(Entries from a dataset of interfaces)
-=-=-=-=-
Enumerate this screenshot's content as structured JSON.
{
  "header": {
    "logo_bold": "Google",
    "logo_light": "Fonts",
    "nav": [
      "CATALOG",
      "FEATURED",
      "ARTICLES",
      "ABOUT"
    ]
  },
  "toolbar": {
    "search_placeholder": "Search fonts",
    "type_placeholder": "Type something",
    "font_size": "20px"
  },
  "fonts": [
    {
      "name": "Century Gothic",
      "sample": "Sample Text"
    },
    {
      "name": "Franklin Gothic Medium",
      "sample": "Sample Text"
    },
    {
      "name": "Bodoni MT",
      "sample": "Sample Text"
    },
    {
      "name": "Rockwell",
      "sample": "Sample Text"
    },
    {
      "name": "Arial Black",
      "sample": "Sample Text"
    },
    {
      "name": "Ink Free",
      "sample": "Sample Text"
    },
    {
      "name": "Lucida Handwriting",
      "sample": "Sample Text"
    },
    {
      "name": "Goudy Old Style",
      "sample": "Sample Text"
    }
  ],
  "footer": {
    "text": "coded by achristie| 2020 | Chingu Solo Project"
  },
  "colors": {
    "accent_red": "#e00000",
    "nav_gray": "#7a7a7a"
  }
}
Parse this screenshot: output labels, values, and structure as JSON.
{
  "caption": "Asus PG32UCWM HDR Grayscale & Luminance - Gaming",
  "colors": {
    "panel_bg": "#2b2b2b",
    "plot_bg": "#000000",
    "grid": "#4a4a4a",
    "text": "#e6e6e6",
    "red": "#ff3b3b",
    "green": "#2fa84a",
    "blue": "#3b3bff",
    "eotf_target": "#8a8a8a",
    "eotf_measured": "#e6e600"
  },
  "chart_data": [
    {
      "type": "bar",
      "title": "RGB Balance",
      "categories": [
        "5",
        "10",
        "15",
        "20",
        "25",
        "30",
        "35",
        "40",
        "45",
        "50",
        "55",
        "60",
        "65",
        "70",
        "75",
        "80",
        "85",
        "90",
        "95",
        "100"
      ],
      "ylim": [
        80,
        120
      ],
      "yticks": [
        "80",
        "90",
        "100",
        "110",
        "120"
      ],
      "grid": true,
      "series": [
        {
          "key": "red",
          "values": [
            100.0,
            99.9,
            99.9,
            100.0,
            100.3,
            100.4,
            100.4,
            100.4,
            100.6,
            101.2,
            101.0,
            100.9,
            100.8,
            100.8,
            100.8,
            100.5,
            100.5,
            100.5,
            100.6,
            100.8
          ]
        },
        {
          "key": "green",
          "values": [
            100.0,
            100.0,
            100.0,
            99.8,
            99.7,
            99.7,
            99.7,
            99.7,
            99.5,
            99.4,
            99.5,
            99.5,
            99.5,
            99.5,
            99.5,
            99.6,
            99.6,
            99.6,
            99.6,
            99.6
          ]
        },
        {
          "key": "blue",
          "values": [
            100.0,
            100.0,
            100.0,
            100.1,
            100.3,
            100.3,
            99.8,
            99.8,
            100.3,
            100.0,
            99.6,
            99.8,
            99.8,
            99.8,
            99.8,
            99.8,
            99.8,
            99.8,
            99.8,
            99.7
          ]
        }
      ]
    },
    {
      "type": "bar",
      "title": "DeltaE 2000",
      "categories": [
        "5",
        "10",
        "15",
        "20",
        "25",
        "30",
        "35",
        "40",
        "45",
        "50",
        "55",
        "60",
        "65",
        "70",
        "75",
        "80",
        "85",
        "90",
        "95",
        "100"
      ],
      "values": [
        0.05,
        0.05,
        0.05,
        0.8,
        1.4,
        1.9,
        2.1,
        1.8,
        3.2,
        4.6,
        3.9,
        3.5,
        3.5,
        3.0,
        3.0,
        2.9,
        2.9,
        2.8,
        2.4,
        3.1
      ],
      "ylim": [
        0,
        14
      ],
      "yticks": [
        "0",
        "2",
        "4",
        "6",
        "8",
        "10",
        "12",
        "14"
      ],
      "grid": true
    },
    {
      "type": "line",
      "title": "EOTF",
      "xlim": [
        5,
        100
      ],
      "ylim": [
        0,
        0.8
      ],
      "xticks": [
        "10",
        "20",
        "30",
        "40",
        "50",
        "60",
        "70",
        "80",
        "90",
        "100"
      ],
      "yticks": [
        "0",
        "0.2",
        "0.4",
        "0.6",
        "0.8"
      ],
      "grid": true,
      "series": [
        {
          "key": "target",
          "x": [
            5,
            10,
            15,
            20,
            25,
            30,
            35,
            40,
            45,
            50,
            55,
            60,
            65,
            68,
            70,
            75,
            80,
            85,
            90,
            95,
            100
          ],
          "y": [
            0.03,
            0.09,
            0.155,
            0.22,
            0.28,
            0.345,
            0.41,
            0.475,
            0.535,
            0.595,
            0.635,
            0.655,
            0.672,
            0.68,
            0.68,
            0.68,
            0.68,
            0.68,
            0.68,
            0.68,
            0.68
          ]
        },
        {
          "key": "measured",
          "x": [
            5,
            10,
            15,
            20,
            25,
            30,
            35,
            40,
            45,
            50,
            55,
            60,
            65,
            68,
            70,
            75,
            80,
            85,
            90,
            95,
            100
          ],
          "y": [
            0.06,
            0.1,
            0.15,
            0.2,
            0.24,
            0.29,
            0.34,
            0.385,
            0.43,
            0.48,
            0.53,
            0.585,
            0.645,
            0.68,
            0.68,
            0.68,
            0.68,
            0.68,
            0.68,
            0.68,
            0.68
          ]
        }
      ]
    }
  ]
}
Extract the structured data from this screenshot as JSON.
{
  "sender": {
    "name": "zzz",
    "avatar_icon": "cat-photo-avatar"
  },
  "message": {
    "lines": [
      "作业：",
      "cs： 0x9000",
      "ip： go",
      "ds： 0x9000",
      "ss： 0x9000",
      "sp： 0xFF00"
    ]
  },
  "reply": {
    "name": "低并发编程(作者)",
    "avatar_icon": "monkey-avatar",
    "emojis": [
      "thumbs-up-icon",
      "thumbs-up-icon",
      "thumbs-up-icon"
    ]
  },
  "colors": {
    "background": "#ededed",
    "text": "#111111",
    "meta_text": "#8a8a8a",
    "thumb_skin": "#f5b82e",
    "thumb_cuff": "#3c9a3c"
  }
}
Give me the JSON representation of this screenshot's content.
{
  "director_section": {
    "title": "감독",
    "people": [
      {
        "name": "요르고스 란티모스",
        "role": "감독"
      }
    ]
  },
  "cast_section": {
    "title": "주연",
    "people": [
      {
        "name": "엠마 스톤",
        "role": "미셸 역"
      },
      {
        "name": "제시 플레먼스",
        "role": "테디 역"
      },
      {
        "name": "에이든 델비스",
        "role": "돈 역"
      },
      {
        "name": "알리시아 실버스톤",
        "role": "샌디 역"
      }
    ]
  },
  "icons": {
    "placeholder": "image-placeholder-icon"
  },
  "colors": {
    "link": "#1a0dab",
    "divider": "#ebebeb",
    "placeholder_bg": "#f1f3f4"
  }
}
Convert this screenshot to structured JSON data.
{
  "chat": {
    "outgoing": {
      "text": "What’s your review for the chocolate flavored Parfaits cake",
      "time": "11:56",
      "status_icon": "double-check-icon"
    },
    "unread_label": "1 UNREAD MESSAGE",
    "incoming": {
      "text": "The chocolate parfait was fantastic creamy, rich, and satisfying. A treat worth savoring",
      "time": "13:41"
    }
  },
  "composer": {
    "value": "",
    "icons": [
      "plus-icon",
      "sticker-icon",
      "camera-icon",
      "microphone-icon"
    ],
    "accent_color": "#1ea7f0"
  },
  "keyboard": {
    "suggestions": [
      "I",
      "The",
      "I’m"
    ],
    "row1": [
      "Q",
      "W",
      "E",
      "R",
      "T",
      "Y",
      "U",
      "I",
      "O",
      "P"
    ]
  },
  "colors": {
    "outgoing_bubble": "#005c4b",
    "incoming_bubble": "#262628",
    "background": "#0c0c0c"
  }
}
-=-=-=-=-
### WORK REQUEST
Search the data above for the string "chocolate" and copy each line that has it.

### OUTPUT FOR THIS TASK
      "text": "What’s your review for the chocolate flavored Parfaits cake",
      "text": "The chocolate parfait was fantastic creamy, rich, and satisfying. A treat worth savoring",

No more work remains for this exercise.